Hawkins wrote out the checks -- one for $75 and the other for $76, both with the payee space left blank -- and tried to give both checks to Jenkins. But Jenkins took only the one for $75 and told Hawkins to take the other one to the cashier's window, Hawkins said.

Ruggerio recalled that he first went to the permit branch on March 25 to get approval for the new second-floor eating area to be built at the McDonald's restaurant at 521 13th St. NW.

Ruggerio said that when his application reached Jenkins' desk, he told the engineer that he was surprised at the fees. Jenkins offered to reduce the proposed cost from $45,000 to $25,000, which would result in a fee of $950 instead of $1,710.

Jenkins wrote his name on a piece of paper, Ruggerio said, and turned it around for Ruggerio to see. "Make out a check in his name and I'll get you a permit," Ruggerio recalled Jenkins saying. Ruggerio said he gave Jenkins a check for $950 in Jenkins' name drawn on Ruggerio's personal account. [he expected to be reimbursed later, he said.] Jenkins gave him a permit, he said.

When he returned to his office, Ruggerio asked his supervisors whether they had ever made a check out to an individual instead of the D.C. treasurer when applying for a permit in the District. They told him they had not.

Ruggerio called his bank to stop payment on the check, he said.
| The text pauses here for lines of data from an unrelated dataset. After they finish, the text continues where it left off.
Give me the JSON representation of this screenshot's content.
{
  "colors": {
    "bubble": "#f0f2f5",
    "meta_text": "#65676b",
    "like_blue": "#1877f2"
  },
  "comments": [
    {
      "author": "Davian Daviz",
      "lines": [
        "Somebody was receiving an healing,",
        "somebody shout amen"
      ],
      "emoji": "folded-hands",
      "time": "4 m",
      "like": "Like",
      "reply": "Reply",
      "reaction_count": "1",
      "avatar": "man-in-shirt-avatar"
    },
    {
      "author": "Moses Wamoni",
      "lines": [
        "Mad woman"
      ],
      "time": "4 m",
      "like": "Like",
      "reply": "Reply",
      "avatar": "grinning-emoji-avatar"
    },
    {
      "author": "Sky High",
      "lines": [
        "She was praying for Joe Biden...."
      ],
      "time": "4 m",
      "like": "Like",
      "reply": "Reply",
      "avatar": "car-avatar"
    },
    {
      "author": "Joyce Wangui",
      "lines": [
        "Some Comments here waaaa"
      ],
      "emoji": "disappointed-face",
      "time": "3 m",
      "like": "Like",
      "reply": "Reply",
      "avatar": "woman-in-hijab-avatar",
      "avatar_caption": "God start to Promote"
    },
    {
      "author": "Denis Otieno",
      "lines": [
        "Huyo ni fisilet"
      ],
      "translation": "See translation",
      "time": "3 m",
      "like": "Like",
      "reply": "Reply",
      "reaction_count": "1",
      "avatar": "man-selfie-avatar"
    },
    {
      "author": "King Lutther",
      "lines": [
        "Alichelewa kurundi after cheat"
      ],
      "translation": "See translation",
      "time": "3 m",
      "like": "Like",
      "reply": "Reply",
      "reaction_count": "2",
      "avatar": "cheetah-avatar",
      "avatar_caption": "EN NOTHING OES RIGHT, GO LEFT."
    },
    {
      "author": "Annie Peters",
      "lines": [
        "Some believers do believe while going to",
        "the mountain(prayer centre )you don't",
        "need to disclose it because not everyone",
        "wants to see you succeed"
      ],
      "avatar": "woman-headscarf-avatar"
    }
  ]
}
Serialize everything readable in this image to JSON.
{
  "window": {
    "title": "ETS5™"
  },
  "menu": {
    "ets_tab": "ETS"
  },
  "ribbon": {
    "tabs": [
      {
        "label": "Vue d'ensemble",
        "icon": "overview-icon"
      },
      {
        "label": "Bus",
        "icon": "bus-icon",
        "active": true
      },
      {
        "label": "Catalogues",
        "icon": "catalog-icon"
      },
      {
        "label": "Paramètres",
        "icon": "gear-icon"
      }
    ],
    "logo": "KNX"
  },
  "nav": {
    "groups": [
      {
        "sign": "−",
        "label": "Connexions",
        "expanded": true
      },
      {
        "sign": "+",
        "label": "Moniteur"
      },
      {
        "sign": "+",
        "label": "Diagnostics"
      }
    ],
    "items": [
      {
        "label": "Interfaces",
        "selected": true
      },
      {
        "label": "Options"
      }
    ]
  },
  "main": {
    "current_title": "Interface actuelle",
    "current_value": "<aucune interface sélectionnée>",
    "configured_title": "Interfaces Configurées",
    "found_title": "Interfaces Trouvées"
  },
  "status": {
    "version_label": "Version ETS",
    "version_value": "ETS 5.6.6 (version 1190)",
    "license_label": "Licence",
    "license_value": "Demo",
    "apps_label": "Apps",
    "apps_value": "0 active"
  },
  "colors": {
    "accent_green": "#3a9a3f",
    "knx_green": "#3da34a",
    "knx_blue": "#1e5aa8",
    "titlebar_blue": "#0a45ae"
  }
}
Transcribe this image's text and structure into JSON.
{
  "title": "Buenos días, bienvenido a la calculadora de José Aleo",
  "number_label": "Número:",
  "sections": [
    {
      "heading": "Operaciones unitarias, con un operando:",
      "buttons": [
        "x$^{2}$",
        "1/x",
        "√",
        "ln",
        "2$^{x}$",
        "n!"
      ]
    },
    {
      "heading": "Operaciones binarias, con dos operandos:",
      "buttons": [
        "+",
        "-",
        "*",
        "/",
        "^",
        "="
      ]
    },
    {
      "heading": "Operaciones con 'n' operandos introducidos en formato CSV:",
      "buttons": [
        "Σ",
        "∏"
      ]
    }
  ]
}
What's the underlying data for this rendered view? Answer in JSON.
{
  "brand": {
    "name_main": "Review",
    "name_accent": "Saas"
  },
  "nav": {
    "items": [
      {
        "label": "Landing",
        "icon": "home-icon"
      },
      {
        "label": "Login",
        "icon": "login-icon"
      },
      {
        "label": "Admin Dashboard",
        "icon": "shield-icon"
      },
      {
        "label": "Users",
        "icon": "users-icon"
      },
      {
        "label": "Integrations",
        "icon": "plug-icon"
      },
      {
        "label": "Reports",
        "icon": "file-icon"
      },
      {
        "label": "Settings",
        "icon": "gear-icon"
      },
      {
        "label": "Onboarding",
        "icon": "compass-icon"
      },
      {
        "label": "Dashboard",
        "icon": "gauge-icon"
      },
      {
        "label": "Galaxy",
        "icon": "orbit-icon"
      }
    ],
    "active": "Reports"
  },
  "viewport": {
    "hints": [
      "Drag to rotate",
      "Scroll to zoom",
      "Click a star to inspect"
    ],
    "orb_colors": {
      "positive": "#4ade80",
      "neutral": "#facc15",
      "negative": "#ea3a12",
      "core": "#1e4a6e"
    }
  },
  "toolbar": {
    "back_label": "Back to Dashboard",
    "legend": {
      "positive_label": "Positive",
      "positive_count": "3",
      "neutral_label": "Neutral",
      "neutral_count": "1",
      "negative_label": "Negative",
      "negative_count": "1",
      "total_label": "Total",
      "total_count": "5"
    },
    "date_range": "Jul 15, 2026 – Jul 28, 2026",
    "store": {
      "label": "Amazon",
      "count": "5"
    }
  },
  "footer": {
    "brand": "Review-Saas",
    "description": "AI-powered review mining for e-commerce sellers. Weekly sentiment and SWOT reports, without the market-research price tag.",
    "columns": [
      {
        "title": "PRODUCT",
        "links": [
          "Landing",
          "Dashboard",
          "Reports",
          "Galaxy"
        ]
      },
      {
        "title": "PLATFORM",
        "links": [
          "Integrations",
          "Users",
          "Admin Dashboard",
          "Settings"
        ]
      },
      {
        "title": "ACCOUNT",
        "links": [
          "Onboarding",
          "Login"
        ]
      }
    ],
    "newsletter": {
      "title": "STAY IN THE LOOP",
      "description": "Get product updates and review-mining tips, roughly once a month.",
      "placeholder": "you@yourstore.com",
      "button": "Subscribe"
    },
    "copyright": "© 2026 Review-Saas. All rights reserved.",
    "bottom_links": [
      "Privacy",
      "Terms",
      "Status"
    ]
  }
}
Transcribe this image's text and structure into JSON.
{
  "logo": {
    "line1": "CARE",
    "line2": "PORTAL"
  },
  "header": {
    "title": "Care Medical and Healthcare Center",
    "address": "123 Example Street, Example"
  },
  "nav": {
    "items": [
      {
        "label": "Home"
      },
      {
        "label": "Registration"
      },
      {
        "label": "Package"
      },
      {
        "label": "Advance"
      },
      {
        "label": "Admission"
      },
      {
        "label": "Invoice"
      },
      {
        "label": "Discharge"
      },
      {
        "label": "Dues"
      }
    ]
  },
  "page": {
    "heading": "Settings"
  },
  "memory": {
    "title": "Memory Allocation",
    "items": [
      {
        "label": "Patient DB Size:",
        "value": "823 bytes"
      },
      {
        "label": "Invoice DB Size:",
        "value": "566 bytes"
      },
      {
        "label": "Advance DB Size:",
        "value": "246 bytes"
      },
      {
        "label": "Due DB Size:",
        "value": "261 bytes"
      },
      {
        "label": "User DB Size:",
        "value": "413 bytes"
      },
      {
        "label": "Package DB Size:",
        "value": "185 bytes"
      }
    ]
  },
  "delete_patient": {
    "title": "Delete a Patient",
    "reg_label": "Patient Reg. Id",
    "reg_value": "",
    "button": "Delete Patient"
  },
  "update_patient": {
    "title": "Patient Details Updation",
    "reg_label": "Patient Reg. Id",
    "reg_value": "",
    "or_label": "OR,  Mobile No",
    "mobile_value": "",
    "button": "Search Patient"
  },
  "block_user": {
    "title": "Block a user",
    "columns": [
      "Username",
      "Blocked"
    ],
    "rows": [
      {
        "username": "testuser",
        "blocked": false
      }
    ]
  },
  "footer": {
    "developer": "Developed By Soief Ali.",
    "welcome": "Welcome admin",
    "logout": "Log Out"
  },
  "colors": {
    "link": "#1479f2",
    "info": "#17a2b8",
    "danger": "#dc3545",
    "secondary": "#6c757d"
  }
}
Bank officials told him that an attempt had been made to cash the check, but there were insufficient funds on hand.

Later, Ruggerio's superiors demanded a carbon receipt normally affixed to permits. Jenkins gave him one, according to Ruggerio. The receipt did not bear the usual cash register stamp indicating receipt by the D.C. treasurer.

Ruggerio said he then told Jenkins he was going to make out a new check for $950, this time to the D.C. treasurer."He said, 'Now I don't have anything,' or words to the effect or 'what about me?'" Ruggerio recalled in a recent interview. "I said, 'Don't worry, I'll take care of you.'"

However, Ruggerior said he never gave Jenkins any more checks, instead depositing the new check with the cashier.

Now Ruggerio has two permits for the same renovation job.

Flores, a contractor from Beltsville, said it was November 1979 when he went to get a permit for a $40,000 renovation job and Jenkins offered to reduce the fee from $1,520 to about $500 or $600. Jenkins wanted an additional $150 for himself, Flores said.

"I told him I didn't know if I could do that and that I would have to check with my supervisor," said Flores, who is self-employed and has no supervisor.

Flores said that he later submitted a new application with a reduced estimate to another examiner and obtained his permit.

Jenkins said yesterday he could not remember any interaction with Ruggerio, Flores, Hawkins or Fitzpatrick, but if he had accepted checks, it was for interior design work not connected with the permit applications.

"The only thing I can say is that the checks I got from most of them were just for work done or going to be done," he said. CAPTION: Picture 1, WARNER B. JENKINS . . . allegedly got personal payments; Picture 2, Helmut Hawkins' building permit application showing a change in the estimated cost of work and Hawkins' check made out to W.B. Jenkins.; Picture 3, Cost of work on Brian Fitzpatrick application shows change from $30,000 to $3,000.